by John Middendorf


In 2004 my wife and I travelled to a remote area in India, near the border with China.  We camped in the beautiful Kinnaur Valley, where we were pretty much the only tourists (I think the area had just been recently opened up to tourism).


Above the valley, I spotted a shield of rock unlike most of the more ragged mountains in the area—a beautiful wall!  Naturally I would love to have made plans to climb it, but instead I was following a new passion of creating a family!


(above: my photo from our world trip)


I posted the photos on my website but I did not disclose the location!  I offered a free A5 Big Wall Hammer, a hard-to-find big wall tool at the time, to anyone who could figure out the location.  I gave a few clues, but it took 5 years to solve the mystery!  “Goatboy” won the hammer in 2009.


See BigWallForum archive (pdf) for the chain of events.


(above: Goatboy's winning entry)


Then in 2010, Silvia Vidal, whom I had supported and featured in an A5 catalog back when I ran A5 Adventures, the big wall outfitters, sent me an email asking for more details.  I gave her more information and she was off, solo, to climb the first ascent of the wall (I think I also arranged a portaledge for her!).

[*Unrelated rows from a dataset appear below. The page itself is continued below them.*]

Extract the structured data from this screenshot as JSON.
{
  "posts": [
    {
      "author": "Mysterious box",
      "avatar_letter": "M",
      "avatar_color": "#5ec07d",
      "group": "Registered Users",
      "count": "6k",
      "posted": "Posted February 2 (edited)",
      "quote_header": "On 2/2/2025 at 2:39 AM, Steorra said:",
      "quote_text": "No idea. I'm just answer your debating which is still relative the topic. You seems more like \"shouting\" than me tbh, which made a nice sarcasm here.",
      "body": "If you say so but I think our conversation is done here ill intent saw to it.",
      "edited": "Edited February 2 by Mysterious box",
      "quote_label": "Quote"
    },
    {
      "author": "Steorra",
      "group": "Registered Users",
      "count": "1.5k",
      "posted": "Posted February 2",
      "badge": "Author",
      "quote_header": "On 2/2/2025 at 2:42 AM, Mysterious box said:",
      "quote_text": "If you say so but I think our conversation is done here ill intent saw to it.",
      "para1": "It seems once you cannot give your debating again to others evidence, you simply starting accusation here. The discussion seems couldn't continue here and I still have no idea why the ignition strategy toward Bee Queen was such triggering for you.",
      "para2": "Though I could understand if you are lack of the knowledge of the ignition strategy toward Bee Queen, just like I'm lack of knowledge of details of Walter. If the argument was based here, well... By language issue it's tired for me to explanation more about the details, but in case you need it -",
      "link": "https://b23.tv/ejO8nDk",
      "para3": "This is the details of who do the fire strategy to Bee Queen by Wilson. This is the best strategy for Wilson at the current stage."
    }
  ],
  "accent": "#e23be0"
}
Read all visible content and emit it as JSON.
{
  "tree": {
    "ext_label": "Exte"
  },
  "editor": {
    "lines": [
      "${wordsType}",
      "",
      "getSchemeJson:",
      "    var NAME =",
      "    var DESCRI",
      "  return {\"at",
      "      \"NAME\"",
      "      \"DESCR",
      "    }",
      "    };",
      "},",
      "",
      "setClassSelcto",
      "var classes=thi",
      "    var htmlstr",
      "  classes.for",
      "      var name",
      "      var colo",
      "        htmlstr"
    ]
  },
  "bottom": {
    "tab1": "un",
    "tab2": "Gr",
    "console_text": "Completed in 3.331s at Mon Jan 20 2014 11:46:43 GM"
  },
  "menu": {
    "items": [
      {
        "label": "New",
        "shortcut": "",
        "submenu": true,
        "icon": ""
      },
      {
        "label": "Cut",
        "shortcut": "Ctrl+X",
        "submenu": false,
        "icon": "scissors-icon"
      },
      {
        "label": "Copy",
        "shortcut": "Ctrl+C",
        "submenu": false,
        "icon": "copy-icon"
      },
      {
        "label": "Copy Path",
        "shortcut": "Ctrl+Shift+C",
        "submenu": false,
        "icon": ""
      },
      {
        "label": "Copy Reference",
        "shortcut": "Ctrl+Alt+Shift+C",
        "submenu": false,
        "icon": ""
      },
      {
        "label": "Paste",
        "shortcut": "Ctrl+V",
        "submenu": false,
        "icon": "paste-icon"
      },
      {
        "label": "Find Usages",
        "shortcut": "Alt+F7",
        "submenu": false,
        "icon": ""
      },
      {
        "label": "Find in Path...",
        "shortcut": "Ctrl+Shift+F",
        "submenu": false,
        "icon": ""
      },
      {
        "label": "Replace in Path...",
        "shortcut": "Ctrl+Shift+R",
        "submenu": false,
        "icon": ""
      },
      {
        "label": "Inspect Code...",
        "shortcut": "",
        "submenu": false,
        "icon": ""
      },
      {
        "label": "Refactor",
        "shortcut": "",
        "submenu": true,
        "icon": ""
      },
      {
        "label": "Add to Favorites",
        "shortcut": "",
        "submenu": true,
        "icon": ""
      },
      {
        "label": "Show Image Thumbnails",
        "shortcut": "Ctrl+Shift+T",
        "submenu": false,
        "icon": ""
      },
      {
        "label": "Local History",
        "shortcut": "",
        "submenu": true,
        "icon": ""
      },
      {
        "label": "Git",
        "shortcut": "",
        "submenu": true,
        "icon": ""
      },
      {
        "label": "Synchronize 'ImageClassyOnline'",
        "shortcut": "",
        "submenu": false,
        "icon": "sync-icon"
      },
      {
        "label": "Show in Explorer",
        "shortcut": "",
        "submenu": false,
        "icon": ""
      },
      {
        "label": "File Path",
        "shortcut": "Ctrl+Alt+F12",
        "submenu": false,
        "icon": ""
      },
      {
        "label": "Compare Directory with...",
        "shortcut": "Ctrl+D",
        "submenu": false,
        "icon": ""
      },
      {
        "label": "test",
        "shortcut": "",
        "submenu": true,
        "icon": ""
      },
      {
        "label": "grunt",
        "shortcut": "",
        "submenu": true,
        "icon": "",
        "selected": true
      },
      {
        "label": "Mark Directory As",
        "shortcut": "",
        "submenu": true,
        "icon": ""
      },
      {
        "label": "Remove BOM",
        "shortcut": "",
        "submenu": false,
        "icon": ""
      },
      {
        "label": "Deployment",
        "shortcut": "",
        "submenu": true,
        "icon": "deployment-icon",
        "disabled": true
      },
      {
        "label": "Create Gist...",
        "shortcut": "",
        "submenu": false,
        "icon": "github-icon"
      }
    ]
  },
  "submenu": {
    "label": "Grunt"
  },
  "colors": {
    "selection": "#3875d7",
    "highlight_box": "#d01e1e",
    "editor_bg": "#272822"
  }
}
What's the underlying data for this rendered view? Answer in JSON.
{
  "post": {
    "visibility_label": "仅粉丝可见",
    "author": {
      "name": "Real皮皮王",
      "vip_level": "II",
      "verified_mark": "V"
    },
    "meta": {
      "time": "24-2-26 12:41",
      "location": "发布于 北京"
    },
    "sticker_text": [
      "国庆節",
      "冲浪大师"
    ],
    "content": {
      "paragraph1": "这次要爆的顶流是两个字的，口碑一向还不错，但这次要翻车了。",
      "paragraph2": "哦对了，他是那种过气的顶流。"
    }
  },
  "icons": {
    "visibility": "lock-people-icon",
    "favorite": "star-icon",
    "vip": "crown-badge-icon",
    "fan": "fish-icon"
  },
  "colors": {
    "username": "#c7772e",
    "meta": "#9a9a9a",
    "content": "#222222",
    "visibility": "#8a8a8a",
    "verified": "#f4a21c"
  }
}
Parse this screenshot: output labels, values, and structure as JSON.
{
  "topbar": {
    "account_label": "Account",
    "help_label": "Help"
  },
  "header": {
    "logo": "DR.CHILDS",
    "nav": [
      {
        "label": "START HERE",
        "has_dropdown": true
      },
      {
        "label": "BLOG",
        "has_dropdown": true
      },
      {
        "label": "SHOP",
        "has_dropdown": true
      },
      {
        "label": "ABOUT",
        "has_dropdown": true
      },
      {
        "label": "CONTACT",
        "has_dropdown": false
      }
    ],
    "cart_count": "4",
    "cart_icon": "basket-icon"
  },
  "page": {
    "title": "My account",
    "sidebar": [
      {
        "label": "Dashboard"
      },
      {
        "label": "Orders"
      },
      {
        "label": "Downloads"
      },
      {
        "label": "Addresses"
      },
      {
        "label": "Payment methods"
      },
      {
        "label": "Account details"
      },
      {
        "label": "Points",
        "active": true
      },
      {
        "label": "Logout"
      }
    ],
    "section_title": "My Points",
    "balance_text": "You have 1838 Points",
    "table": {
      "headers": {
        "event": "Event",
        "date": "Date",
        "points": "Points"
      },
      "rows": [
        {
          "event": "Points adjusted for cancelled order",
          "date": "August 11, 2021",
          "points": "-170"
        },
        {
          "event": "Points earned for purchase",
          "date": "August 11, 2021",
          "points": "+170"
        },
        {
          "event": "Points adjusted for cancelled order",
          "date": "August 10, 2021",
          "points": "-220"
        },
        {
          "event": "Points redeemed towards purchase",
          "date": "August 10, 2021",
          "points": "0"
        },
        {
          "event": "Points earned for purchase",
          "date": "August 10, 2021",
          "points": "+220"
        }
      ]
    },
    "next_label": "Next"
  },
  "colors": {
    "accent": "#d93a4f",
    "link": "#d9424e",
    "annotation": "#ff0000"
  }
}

Her report is also found here:


On November 15, 2010, I received this email:


Here is some information about the last ascent I did this summer in Kinnaur Valley, India. It was a solo ascent and I spent 25 days (from 15th August to 8th September both included) on the wall, during this summer's strong monsoon. It has been a hard experience for me. I went to India accompanied by my friend Eulàlia Sancho, she came to the BC and then left to continue her trip. As always I didn't take a phone, Internet or any kind of device to communicate. The result was "Naufragi" (shipwreck in Catalan) 1.050 meters climbed, A4+/6a+ at 5.250m. in the Kailash Parbat range. I didn't get to the main summit of the mountain, which was still far away (I haven't seen it, it's a huge mountain), but to the end of the main wall. A wall picture and its localization on Google Earth was all the information I had. I found it at John Middendorf's web page. The area; Kinnaur valley, Himachal Pradesh, India. Without knowing where to start the approach, once in the valley, showing the picture to the locals and taking some porters, we started to walk up in the middle of the rain. They left the haulbags in the middle of the fog at 3.800m and left. In the 7 days that I spent on this BC I never saw the whole wall. I spent two days trying to find the access to the wall because there was no visibility and I had no idea were the wall was. I had to fix some ropes on the way up. The approach to the wall is like trying to hike up a river ravine. Complicated and slippery. I set ABC (4.430m) close to the wall, the portaledge hanging on a boulder, because there was no flat place to put the tent between the BC and the base of the wall. I fixed the 3 first pitches (150m) and then spent 25 days hanging on the wall, alone, in horrible weather, because this year the monsoon has been very strong. A local newspaper published that the Kinnaur valley got 156% more rain than usual this year. From the month and a half that I spent up on the mountain, there was rain and fog every single day. One day, when jumaring, I lost consciousness, due to hypothermia because of excess of humidity. I counted food and water for 18 days and finally I spent 25. This and a bad logistic were the reason that more than once I thought to quit the route. But the motivation and the desire to stay there were stronger. Fighting against my principles, from the 10th pitch (14 day) I started to make bat hooks (holes for hooks) to be able to progress through the monolithic faces. In some sections there was no natural line for extreme aid climbing. I didn't have enough bolts (spits) and I wasn't able to descent from the route only for that reason. I down climbed part of a pitch but then I realised that I didn't want to leave the wall, I was too motivated to leave even if the weather was so bad and it took me too much efforts so far. I always thought that the weather was going to change, but it didn't... I tried not to use the bat hooks to increase the aid climbing grade. I mean; the A4 and A4+ are naturals, without drilled holes. That's the price I had to pay for going on an expedition without knowing about the area and the wall. And I need to explain it.



Alls well that ends well!